Online business-to-business provider Biztro is building a network of technology partners in various industries for small companies, and Net giants are following suit.

Business e-commerce sites aimed at small businesses are all the rage.

Today, Biztro, a provider of business-to-business Net services for small businesses, said it raised $33.9 million in its third round of financing, bringing its total funding to more than $47 million.

Biztro, which was founded in 1999, has developed a network of business and technology partners in various industries that offer business-to-business services to the small business market.

The company's announcement follows a string of similar moves in the past months by a number of Net giants that have either built their own business-to-business technology and services for small businesses or pumped funds into companies that do the same.

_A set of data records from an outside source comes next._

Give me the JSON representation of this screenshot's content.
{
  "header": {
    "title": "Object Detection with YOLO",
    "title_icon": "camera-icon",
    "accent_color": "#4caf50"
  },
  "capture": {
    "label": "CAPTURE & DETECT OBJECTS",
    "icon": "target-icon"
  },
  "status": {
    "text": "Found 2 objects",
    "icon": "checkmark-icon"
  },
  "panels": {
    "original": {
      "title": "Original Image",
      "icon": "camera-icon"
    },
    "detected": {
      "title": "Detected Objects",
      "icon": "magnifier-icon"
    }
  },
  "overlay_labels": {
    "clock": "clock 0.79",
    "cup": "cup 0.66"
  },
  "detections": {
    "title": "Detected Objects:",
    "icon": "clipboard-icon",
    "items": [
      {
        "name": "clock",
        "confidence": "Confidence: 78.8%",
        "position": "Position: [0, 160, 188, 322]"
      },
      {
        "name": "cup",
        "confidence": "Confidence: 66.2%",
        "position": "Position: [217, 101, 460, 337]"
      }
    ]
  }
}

In March, Yahoo said it created an e-business portal aimed at small businesses, providing links to marketplaces that connect buyers and sellers for commercial supplies and industrial goods. AOL said it is partnering with business-to-business specialist to help small businesses build marketplaces or join existing ones.

In its third round of funding, Biztro received financial backing from Andersen Consulting, VerticalNet, a business-to-business exchange broker, Bank of America, Softbank Venture Capital and Marsh & McLennan Capital, and telecommunications provider BellSouth.

Business-to-business marketplaces allow companies of different sizes to negotiate and bid for industrial and commercial goods with several suppliers.

Manufacturers hope to cut costs and increase sales by offering lower prices to suppliers, while makers of commercial and industrial goods hope to increase sales by reaching a wider range of potential customers through the Web.

The business e-commerce sector is expected to dwarf the business-to-consumer market, prompting many companies to venture into the business arena. Until recently, the business-to-consumer industry was grabbing all the headlines, helping to make companies like, AOL and eBay household names with their products and services targeted for nonbusiness consumers.

Forrester Research projects that business-to-consumer spending will reach $184.5 billion in 2004, up from $20.3 billion last year. In comparison, a number of leading research firms have the business-to-business market pegged between $2.7 trillion and $7.3 trillion by 2004 from about $131 billion in 1999.